Water quality and pollution by hazardous substances
Numerous hazardous substances deriving from our use of chemical substances are found in the aquatic environment. The most widespread contamination of the aquatic environment is from pesticides and pesticide residues. Our wastewater contains many hazardous substances derived from detergents and other substances we flush into the sewers. In addition, many substances are used in industrial production and in the transport sector.
Numerous organic pollutants are found in groundwater, including pesticides and substances leaching from contaminated sites. Pesticides also occur in watercourses. Concern is being expressed about hormone-like substances, which can change the sexual characteristics of fish species, such as roach. In coastal waters, it has become apparent that hazardous substances, such as the antifouling agent TBT, can affect marine organisms (see Epaedia: Late lessons from marine anti-fouling paints).
Personal-care products such as soaps, shampoos and different types of cosmetic products contain substances that are not degraded in sewage treatment systems and can therefore reach the environment. Many substances are persistent, lipophilic (capable of combining with or dissolving in fats) and bio-accumulating.
Triclosan is an antimicrobially active substance used for many purposes such as disinfectants, preservatives and personal-care products. Triclosan is transformed to methyltriclosan in the environment through a path which is not fully understood.
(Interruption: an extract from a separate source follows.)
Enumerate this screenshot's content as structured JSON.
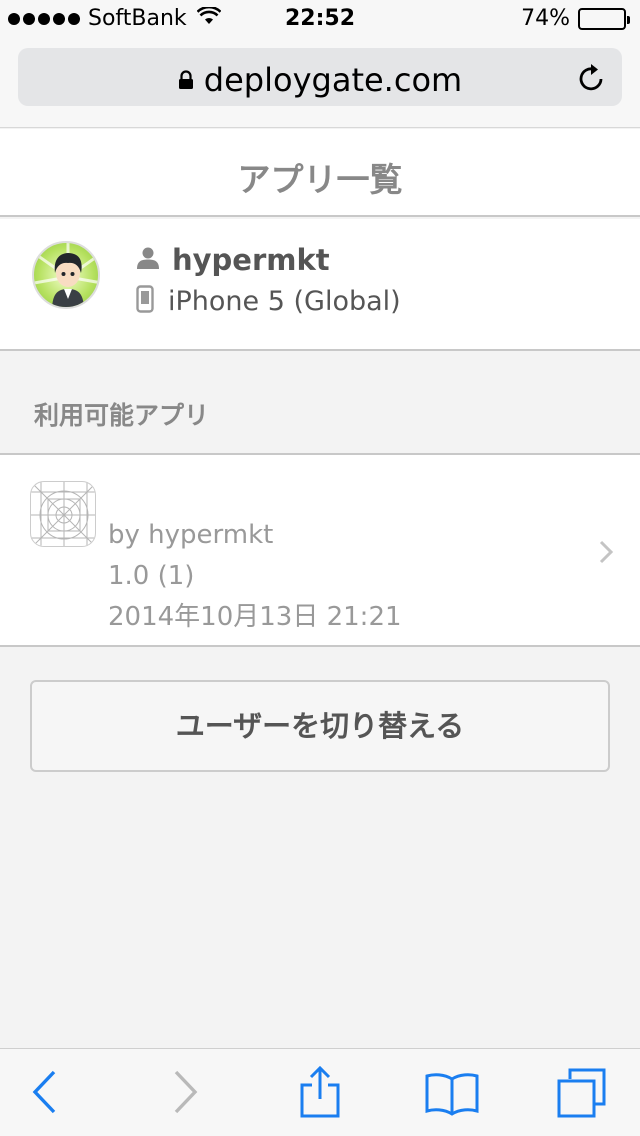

This substance persists in the environment and accumulates in organisms.
Methyltriclosan concentrations in fish are increasing at all sampling sites in Germany, but data about the toxicity and action of methyltriclosan are largely missing.
See Epaedia on Wildlife early warning signs
Publications and links
Further information on pollution of the marine environment with hazardous substances can be found in Epaedia: Impact of pollution and intervention
For references, please go to www.eea.europa.eu/soer or scan the QR code.
This briefing is part of the EEA's report The European Environment - State and Outlook 2015. The EEA is an official agency of the EU, tasked with providing information on Europe’s environment.
PDF generated on 05 May 2016, 05:36 AM